When Sylvie finally stabs Kang, he dies with a smile and a wink, knowing that he’ll inevitably find himself back in the same place eventually. But just as Loki feared and as He Who Remains foretold, Sylvie has unleashed an even greater threat—a multiverse of Kangs now free to try to conquer other realities.

Season 2 and the Future of the MCU

Out of the three MCU TV shows to hit Disney+ to date, Loki is the first series not to end its first season with its hero riding off into the sunset, their story neatly wrapped up. Separating Loki from its streaming predecessors even further still, it’s also the first show to leave no doubt about its future; in the finale’s brief post-credits scene, a stamp leaves a definitive message for the audience: “Loki will return in Season 2.”

But beyond this glorious news remains the fact that Loki just completely shook up the rest of the MCU. As head writer Michael Waldron recently told, the Loki team was well aware that the series would play a larger narrative role. “We knew that we wanted this show to be huge, and we wanted it to really end with a bang and have a huge impact on the MCU moving forward,” Waldron said. “Knowing that Kang was probably going to be the next big cross-movie villain, and because he is a time-traveling, multiversal adversary, it just always made so much sense.
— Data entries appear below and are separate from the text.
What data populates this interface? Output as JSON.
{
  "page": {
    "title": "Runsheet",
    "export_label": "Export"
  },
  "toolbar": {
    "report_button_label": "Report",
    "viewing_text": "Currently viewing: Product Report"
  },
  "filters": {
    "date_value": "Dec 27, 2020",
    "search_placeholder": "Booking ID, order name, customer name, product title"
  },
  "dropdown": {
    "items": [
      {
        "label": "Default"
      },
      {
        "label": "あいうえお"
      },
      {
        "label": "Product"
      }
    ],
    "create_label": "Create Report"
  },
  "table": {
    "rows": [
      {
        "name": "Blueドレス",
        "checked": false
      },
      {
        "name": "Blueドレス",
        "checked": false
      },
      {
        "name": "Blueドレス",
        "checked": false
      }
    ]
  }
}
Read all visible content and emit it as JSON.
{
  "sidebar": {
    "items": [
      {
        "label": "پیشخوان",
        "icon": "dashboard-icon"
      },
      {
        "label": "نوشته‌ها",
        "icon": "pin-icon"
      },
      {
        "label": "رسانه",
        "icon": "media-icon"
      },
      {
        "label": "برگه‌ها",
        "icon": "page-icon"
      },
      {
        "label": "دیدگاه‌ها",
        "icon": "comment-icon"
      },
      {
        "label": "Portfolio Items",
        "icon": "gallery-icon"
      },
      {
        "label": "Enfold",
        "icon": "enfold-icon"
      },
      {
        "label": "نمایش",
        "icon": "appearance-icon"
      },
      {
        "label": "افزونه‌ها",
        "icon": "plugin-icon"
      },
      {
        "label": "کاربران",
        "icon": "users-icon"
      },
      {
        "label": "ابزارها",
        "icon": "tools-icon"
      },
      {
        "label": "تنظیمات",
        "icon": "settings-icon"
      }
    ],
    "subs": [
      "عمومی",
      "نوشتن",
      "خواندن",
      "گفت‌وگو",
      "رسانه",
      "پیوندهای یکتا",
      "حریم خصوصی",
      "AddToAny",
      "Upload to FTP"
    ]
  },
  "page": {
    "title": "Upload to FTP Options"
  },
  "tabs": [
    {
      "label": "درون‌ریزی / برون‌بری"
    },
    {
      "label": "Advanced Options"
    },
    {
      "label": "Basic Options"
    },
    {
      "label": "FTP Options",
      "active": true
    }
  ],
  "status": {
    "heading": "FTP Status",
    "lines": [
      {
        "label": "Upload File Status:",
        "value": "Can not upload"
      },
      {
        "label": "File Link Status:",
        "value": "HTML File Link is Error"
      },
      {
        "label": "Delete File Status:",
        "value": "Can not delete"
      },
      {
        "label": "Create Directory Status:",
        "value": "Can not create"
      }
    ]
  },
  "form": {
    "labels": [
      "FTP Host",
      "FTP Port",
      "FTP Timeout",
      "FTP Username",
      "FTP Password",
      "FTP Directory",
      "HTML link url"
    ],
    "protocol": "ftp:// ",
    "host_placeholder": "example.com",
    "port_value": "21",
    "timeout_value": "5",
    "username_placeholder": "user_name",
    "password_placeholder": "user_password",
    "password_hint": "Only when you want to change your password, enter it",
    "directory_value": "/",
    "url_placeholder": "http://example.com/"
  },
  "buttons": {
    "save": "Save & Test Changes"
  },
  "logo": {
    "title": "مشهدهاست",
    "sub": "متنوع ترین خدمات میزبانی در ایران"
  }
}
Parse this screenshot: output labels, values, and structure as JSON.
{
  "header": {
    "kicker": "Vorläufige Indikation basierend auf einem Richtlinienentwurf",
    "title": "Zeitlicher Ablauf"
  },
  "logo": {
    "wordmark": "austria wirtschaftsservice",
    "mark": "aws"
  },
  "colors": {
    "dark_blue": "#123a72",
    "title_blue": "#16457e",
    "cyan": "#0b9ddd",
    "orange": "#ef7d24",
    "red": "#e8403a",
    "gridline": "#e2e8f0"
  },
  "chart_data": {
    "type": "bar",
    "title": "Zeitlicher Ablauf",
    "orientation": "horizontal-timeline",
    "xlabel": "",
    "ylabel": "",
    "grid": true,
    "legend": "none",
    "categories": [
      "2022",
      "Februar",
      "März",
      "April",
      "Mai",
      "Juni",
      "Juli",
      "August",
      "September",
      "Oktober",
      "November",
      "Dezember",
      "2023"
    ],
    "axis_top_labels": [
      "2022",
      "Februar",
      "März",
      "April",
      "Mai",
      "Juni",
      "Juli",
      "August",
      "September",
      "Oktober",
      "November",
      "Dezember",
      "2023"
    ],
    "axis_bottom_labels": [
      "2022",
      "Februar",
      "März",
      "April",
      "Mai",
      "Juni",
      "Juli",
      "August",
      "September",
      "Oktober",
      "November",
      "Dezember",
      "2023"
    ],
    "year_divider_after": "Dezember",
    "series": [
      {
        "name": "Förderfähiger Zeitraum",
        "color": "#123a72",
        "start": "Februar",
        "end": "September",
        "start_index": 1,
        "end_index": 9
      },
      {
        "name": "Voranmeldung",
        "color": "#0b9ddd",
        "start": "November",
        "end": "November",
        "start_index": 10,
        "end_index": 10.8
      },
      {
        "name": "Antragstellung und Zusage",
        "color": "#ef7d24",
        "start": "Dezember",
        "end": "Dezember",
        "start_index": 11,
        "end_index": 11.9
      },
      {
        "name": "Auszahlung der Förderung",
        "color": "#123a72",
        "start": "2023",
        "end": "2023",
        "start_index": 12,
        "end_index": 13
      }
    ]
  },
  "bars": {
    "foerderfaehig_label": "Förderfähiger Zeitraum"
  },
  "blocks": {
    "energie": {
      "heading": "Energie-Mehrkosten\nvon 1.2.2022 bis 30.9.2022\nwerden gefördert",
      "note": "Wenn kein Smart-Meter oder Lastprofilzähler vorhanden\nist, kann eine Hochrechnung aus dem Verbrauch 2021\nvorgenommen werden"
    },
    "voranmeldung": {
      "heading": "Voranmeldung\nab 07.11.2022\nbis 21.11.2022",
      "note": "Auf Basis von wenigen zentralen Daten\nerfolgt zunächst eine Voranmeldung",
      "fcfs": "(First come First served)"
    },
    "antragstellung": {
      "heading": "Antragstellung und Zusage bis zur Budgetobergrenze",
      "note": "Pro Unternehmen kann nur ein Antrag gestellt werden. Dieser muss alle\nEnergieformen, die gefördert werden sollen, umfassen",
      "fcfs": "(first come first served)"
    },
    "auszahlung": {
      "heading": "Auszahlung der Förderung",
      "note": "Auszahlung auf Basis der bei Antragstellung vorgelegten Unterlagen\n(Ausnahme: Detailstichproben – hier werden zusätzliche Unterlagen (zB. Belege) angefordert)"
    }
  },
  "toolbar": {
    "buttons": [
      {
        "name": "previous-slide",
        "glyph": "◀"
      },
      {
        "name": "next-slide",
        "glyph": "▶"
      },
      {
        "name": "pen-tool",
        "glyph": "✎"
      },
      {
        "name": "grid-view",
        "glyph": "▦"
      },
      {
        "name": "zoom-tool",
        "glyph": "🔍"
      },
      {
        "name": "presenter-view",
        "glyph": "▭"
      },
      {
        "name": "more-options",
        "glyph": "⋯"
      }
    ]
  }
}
I came up with that big multiversal war mythology and pitched it out in the room one day to our producers. And they said, ‘Yeah, let’s go for it.’ We knew we were going to end up meeting the man behind the curtain. And then it was just on us to make sure that that meeting really delivered.”

In addition to Kang’s likely return for Loki’s second season, where Ravonna Renslayer will surely cross paths with him, Majors is already set to reprise his role as the main villain in 2023’s Ant-Man and the Wasp: Quantumania. But the destruction of the Sacred Timeline also paves the way for other films and TV shows to dive into this strange new terrority of the multiverse as well. Without any clear division between timelines and realities any more, it now makes sense how Tom Holland’s Peter Parker will cross paths with Tobey Maguire and Andrew Garfield’s Spider-Man variants in the upcoming Spider-Man: No Way Home (assuming that the rumors are true). And in addition to the Scarlet Witch realizing her own reality-bending potential, the Sorcerer Supreme has his work cut out for him in Doctor Strange in the Multiverse of Madness.

Not to be buried beneath Kang’s entrance is the confirmation that Tom Hiddleston’s Loki will live on in the MCU, as the God of Mischief simply cannot be killed. Beyond Loki’s unfinished business with Kang, the newly conquered TVA, and his beloved Sylvie, Hiddleston is also reportedly set to return in Doctor Strange 2, with the multiversal war already started. With more time to spend in the strange, wonderful world (er, multiverse) that Loki built across its first six episodes, Hiddleston will have the chance to continue to shine in the spotlight. Hopefully, Loki will reunite with Kid Loki and Alligator Loki somewhere along the way.